- _Task brief_: Only lines with the string "content" should be returned from the data below.

- _Exercise material_:
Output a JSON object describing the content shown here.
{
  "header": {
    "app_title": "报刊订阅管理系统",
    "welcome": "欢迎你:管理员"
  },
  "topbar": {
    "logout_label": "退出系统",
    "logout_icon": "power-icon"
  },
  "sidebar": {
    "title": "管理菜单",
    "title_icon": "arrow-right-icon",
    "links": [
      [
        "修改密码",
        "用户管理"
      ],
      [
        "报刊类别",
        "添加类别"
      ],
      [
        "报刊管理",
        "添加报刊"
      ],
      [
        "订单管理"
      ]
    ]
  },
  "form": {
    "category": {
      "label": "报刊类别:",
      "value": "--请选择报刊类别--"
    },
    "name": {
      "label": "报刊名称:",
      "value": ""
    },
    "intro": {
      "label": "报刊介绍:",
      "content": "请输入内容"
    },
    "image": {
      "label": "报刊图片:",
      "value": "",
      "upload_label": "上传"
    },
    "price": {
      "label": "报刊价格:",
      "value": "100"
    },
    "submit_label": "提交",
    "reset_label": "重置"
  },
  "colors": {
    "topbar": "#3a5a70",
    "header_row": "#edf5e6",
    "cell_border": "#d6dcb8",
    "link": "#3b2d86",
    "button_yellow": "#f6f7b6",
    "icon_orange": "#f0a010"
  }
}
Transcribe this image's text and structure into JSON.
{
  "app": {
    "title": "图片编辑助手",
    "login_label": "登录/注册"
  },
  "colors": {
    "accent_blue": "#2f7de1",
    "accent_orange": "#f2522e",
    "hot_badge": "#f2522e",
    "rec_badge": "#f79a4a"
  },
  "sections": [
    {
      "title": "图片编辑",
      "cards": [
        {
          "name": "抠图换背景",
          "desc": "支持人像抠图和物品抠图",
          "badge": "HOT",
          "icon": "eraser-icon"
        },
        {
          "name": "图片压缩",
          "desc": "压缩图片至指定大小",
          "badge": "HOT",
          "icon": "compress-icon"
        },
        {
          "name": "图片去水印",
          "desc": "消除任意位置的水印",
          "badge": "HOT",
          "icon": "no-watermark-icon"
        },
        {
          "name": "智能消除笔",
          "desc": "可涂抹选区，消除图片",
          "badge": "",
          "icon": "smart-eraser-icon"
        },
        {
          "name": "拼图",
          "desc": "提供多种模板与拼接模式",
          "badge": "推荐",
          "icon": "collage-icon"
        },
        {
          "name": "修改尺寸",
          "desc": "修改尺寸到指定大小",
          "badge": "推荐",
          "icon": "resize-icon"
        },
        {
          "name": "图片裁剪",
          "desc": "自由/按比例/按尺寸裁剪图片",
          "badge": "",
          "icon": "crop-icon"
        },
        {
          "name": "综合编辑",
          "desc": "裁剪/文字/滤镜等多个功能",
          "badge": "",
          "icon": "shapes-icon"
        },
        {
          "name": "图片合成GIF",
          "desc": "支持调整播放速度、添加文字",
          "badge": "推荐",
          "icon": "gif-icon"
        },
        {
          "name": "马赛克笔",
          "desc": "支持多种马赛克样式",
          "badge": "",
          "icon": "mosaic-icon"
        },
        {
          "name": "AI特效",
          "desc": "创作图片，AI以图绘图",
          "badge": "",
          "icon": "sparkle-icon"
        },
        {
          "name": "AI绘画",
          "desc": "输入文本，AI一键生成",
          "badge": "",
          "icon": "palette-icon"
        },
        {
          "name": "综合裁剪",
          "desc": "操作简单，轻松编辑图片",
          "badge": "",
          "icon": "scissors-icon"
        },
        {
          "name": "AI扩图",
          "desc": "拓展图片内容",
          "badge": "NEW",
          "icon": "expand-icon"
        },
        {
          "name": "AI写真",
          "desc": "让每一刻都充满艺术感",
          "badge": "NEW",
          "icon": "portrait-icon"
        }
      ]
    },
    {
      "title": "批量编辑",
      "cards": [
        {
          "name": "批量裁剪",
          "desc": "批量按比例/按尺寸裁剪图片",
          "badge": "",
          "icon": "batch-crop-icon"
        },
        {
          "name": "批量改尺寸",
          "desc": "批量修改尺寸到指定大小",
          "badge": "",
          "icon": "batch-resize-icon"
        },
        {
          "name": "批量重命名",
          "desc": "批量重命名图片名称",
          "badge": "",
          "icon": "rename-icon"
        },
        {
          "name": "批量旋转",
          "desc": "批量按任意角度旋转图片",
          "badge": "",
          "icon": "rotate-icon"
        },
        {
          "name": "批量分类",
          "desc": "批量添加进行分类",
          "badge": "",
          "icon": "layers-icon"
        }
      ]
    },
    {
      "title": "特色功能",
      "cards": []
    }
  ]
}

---

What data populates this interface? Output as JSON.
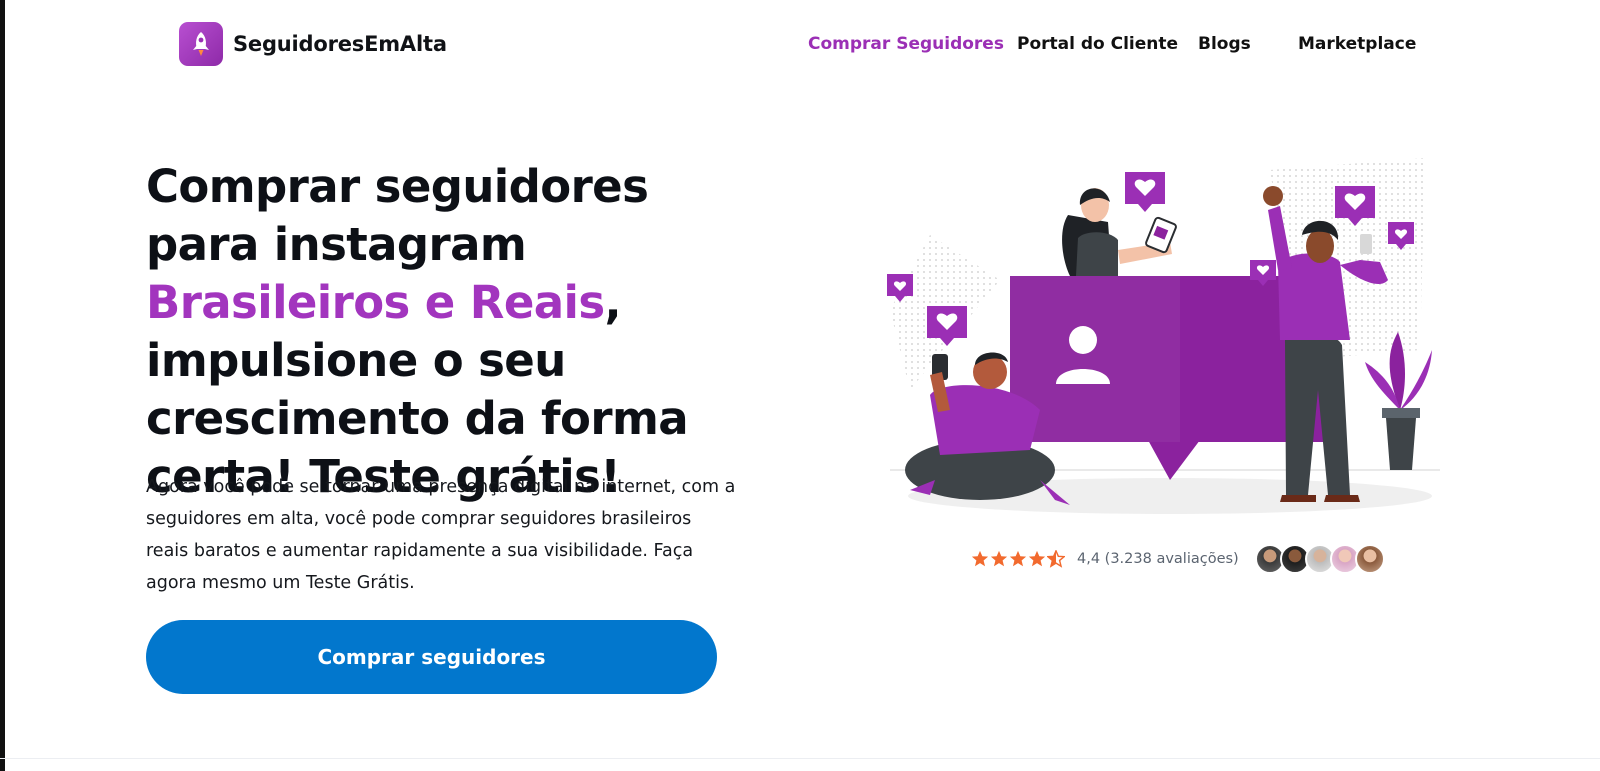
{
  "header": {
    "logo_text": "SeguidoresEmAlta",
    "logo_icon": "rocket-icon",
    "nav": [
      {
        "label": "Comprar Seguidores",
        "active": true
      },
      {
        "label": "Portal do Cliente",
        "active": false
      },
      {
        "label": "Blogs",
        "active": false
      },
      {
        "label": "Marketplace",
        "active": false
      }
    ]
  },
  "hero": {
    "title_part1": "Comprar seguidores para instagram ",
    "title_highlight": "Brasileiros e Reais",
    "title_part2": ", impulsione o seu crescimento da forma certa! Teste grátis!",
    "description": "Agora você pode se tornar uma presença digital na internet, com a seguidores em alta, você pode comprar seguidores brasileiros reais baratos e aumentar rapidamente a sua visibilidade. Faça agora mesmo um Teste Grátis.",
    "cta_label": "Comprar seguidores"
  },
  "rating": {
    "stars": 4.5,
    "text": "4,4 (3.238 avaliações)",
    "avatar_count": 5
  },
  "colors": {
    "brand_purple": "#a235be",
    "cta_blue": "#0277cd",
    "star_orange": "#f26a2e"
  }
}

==

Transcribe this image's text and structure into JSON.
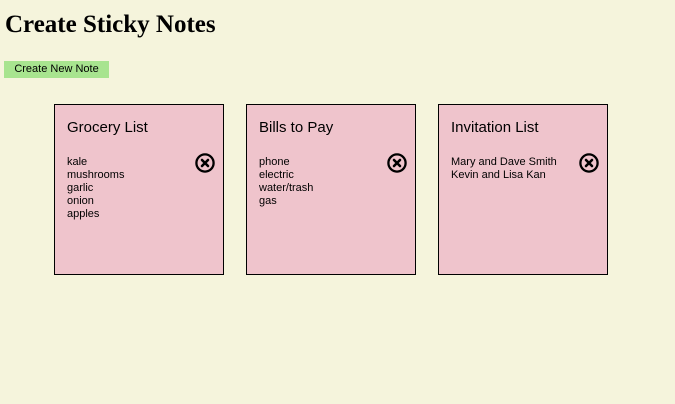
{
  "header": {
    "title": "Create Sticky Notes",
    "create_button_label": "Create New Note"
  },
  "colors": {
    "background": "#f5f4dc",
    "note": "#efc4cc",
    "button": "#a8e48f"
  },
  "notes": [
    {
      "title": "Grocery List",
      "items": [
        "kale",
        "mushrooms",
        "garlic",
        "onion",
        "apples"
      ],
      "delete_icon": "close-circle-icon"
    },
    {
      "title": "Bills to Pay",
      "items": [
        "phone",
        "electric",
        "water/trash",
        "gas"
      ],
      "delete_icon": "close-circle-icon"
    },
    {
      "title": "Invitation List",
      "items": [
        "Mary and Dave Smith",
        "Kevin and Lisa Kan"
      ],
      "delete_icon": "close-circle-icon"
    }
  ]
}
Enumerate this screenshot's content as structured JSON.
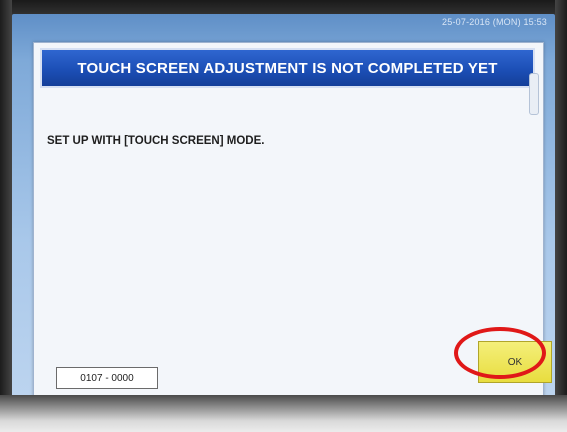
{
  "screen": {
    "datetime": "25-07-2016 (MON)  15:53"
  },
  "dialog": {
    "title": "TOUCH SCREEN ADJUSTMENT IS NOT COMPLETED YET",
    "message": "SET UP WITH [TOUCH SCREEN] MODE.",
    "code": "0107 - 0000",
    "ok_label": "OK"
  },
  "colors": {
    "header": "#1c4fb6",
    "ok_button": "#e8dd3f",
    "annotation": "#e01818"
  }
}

- _Reply to the task_:
Output a JSON object describing the content shown here.
      "content": "请输入内容"
Enumerate this screenshot's content as structured JSON.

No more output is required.